### Brief
Even where a line looks wrong, copy it exactly and include every entry.

(Given records)

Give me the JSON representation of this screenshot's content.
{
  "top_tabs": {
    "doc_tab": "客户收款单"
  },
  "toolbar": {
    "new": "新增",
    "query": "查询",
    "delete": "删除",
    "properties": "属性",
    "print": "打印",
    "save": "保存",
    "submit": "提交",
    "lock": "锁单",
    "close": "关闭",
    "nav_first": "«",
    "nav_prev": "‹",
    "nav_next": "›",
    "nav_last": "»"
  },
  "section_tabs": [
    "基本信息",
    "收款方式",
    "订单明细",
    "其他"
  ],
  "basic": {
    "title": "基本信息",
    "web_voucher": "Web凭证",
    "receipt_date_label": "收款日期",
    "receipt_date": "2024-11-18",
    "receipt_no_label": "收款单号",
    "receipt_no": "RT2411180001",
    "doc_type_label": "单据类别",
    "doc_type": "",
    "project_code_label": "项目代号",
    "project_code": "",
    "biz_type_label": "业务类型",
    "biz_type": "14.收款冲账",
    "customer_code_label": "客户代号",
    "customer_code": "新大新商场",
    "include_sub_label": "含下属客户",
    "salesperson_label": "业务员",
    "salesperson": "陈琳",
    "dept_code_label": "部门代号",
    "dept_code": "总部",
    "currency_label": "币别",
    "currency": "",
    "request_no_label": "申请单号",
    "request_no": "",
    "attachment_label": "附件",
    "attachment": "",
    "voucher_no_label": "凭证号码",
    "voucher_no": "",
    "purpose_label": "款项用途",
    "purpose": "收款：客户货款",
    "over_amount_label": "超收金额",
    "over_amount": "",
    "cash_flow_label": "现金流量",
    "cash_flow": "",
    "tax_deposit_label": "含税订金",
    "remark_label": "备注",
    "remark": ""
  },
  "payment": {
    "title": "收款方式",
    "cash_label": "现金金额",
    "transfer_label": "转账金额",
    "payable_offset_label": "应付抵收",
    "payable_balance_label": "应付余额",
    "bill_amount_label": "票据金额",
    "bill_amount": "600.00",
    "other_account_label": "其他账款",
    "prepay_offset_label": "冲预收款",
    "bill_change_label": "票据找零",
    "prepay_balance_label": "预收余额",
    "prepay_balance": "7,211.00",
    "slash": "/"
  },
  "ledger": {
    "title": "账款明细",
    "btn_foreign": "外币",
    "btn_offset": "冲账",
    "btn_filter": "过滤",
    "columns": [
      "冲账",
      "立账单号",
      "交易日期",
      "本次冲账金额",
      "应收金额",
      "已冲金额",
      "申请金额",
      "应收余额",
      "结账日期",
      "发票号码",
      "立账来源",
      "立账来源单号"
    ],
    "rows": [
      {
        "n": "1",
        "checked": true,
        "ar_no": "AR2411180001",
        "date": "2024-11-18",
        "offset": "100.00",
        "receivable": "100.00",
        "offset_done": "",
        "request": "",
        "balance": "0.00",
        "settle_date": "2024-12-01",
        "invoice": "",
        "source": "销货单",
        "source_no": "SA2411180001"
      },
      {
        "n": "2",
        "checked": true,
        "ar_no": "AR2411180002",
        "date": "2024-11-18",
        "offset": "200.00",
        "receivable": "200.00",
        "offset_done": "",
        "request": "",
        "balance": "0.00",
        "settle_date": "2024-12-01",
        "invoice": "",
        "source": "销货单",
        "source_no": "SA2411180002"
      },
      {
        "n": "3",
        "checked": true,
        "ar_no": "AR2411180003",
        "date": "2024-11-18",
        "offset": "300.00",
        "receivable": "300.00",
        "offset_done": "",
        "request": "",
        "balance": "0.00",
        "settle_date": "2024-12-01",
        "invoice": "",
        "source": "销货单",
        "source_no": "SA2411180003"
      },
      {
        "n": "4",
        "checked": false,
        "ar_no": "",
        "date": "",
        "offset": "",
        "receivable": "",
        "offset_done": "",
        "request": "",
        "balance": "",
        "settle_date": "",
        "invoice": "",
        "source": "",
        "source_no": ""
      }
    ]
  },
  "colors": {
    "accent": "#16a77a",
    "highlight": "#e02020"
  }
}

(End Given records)

### Written response
Give me the JSON representation of this screenshot's content.
{
  "top_tabs": {
    "doc_tab": "客户收款单"
  },
  "toolbar": {
    "new": "新增",
    "query": "查询",
    "delete": "删除",
    "properties": "属性",
    "print": "打印",
    "save": "保存",
    "submit": "提交",
    "lock": "锁单",
    "close": "关闭",
    "nav_first": "«",
    "nav_prev": "‹",
    "nav_next": "›",
    "nav_last": "»"
  },
  "section_tabs": [
    "基本信息",
    "收款方式",
    "订单明细",
    "其他"
  ],
  "basic": {
    "title": "基本信息",
    "web_voucher": "Web凭证",
    "receipt_date_label": "收款日期",
    "receipt_date": "2024-11-18",
    "receipt_no_label": "收款单号",
    "receipt_no": "RT2411180001",
    "doc_type_label": "单据类别",
    "doc_type": "",
    "project_code_label": "项目代号",
    "project_code": "",
    "biz_type_label": "业务类型",
    "biz_type": "14.收款冲账",
    "customer_code_label": "客户代号",
    "customer_code": "新大新商场",
    "include_sub_label": "含下属客户",
    "salesperson_label": "业务员",
    "salesperson": "陈琳",
    "dept_code_label": "部门代号",
    "dept_code": "总部",
    "currency_label": "币别",
    "currency": "",
    "request_no_label": "申请单号",
    "request_no": "",
    "attachment_label": "附件",
    "attachment": "",
    "voucher_no_label": "凭证号码",
    "voucher_no": "",
    "purpose_label": "款项用途",
    "purpose": "收款：客户货款",
    "over_amount_label": "超收金额",
    "over_amount": "",
    "cash_flow_label": "现金流量",
    "cash_flow": "",
    "tax_deposit_label": "含税订金",
    "remark_label": "备注",
    "remark": ""
  },
  "payment": {
    "title": "收款方式",
    "cash_label": "现金金额",
    "transfer_label": "转账金额",
    "payable_offset_label": "应付抵收",
    "payable_balance_label": "应付余额",
    "bill_amount_label": "票据金额",
    "bill_amount": "600.00",
    "other_account_label": "其他账款",
    "prepay_offset_label": "冲预收款",
    "bill_change_label": "票据找零",
    "prepay_balance_label": "预收余额",
    "prepay_balance": "7,211.00",
    "slash": "/"
  },
  "ledger": {
    "title": "账款明细",
    "btn_foreign": "外币",
    "btn_offset": "冲账",
    "btn_filter": "过滤",
    "columns": [
      "冲账",
      "立账单号",
      "交易日期",
      "本次冲账金额",
      "应收金额",
      "已冲金额",
      "申请金额",
      "应收余额",
      "结账日期",
      "发票号码",
      "立账来源",
      "立账来源单号"
    ],
    "rows": [
      {
        "n": "1",
        "checked": true,
        "ar_no": "AR2411180001",
        "date": "2024-11-18",
        "offset": "100.00",
        "receivable": "100.00",
        "offset_done": "",
        "request": "",
        "balance": "0.00",
        "settle_date": "2024-12-01",
        "invoice": "",
        "source": "销货单",
        "source_no": "SA2411180001"
      },
      {
        "n": "2",
        "checked": true,
        "ar_no": "AR2411180002",
        "date": "2024-11-18",
        "offset": "200.00",
        "receivable": "200.00",
        "offset_done": "",
        "request": "",
        "balance": "0.00",
        "settle_date": "2024-12-01",
        "invoice": "",
        "source": "销货单",
        "source_no": "SA2411180002"
      },
      {
        "n": "3",
        "checked": true,
        "ar_no": "AR2411180003",
        "date": "2024-11-18",
        "offset": "300.00",
        "receivable": "300.00",
        "offset_done": "",
        "request": "",
        "balance": "0.00",
        "settle_date": "2024-12-01",
        "invoice": "",
        "source": "销货单",
        "source_no": "SA2411180003"
      },
      {
        "n": "4",
        "checked": false,
        "ar_no": "",
        "date": "",
        "offset": "",
        "receivable": "",
        "offset_done": "",
        "request": "",
        "balance": "",
        "settle_date": "",
        "invoice": "",
        "source": "",
        "source_no": ""
      }
    ]
  },
  "colors": {
    "accent": "#16a77a",
    "highlight": "#e02020"
  }
}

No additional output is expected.